Office celebrations aren’t always a piece of cake
THERE is a classic episode of Seinfeld featuring Elaine as the lone voice of dissension against non-stop celebrations in the office.
Fed up with all the sugary cake and forced socializing, she even resorts to faking illness (“I had to take a sick day, I’m so sick of those people!”) But when she returns to work, her co-workers present her with a cake to celebrate her return to work. Yes, when it comes to office celebrations, you can run, but you can’t hide.
Actually, celebrating birthdays and other important milestones is an irrefutable part of corporate culture. It’s an easy and relatively inexpensive way to keep team morale high and to make your people feel cherished.
On the other hand, they use up a considerable amount of time and can create hurt feelings if an employee is forgotten, treated unfairly or wants to opt out of a peer party.
What’s a manager to do? Consider the following pros and cons: Celebration drawbacks

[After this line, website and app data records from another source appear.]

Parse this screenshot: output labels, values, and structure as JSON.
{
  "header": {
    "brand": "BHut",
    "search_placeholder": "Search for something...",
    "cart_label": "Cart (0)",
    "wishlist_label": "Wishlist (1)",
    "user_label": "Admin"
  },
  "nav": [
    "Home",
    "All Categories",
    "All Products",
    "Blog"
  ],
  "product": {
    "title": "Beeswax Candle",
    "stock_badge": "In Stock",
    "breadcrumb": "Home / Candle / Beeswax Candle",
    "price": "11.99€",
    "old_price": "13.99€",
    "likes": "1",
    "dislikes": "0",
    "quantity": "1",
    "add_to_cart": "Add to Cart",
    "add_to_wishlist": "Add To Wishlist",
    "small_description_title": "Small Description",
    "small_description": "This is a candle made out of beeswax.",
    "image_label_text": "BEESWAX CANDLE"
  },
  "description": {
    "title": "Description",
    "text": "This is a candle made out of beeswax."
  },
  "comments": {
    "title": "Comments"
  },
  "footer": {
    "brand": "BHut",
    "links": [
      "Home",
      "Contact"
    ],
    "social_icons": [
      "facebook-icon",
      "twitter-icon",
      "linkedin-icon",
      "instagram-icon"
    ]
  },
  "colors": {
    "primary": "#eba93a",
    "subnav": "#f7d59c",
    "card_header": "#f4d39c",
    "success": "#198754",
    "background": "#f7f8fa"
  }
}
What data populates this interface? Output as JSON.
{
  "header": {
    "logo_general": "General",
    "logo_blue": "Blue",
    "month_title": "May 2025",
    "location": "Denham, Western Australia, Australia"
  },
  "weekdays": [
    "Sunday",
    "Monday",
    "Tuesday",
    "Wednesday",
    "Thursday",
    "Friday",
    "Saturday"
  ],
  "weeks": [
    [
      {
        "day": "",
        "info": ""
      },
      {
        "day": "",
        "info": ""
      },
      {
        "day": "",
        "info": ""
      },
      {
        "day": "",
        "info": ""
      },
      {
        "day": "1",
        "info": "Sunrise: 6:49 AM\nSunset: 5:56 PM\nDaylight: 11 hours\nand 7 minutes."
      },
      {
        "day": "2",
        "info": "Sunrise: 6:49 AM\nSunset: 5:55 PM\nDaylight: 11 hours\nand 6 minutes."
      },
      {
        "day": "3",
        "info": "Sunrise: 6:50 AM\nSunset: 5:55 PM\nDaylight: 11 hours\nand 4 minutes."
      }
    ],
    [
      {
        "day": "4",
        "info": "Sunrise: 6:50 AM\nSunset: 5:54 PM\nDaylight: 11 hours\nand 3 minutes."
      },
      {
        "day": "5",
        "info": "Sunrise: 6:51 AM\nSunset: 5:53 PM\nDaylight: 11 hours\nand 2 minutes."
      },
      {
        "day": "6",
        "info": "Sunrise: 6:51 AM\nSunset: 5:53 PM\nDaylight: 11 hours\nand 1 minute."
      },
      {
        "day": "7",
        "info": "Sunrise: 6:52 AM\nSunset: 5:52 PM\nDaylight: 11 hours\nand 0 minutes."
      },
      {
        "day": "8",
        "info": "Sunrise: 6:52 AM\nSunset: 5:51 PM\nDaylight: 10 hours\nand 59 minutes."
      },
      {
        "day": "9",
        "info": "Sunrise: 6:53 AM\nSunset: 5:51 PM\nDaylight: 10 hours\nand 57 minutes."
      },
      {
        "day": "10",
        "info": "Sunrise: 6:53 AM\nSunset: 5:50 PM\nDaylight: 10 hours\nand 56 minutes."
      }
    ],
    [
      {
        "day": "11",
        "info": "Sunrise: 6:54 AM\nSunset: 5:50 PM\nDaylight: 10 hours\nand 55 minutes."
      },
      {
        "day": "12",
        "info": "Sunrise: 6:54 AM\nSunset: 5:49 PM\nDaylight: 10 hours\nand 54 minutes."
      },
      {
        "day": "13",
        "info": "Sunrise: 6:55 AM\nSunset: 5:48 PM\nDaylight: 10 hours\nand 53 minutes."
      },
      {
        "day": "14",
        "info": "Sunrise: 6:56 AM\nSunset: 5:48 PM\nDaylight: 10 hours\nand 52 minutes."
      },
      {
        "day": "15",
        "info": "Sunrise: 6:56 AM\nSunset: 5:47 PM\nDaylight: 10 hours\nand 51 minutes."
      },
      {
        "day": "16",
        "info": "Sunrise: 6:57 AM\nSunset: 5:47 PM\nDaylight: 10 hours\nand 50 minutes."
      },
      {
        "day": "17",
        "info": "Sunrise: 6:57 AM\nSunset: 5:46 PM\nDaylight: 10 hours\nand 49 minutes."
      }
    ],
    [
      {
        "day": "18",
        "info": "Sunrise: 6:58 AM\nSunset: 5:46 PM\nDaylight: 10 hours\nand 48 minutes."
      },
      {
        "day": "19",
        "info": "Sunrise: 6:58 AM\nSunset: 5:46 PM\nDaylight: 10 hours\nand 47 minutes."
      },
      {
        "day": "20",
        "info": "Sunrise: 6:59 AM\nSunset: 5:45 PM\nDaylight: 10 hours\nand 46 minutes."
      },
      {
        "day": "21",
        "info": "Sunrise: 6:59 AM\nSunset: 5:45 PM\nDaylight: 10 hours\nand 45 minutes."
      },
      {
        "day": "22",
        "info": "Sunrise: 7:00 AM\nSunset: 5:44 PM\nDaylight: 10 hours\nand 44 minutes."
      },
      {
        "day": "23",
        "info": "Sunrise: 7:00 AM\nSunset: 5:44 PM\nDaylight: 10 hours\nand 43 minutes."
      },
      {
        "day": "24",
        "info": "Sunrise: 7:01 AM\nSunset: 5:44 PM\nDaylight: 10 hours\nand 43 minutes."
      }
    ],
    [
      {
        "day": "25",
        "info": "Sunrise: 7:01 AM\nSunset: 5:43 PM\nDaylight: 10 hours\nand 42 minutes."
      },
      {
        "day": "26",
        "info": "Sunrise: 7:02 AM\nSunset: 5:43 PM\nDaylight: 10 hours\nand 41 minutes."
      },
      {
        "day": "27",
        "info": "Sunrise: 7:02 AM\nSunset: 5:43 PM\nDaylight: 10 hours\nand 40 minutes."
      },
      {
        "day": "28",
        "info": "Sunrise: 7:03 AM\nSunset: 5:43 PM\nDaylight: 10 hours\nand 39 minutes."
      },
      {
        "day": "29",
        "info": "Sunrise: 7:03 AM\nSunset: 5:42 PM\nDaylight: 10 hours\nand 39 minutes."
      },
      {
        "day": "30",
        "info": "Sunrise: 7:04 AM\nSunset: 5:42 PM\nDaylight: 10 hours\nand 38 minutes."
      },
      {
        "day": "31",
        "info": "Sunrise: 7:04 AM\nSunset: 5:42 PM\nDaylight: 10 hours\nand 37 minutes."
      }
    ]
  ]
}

Workday disruption — Even when held at the end of the day, office celebrations bring work to a grinding halt.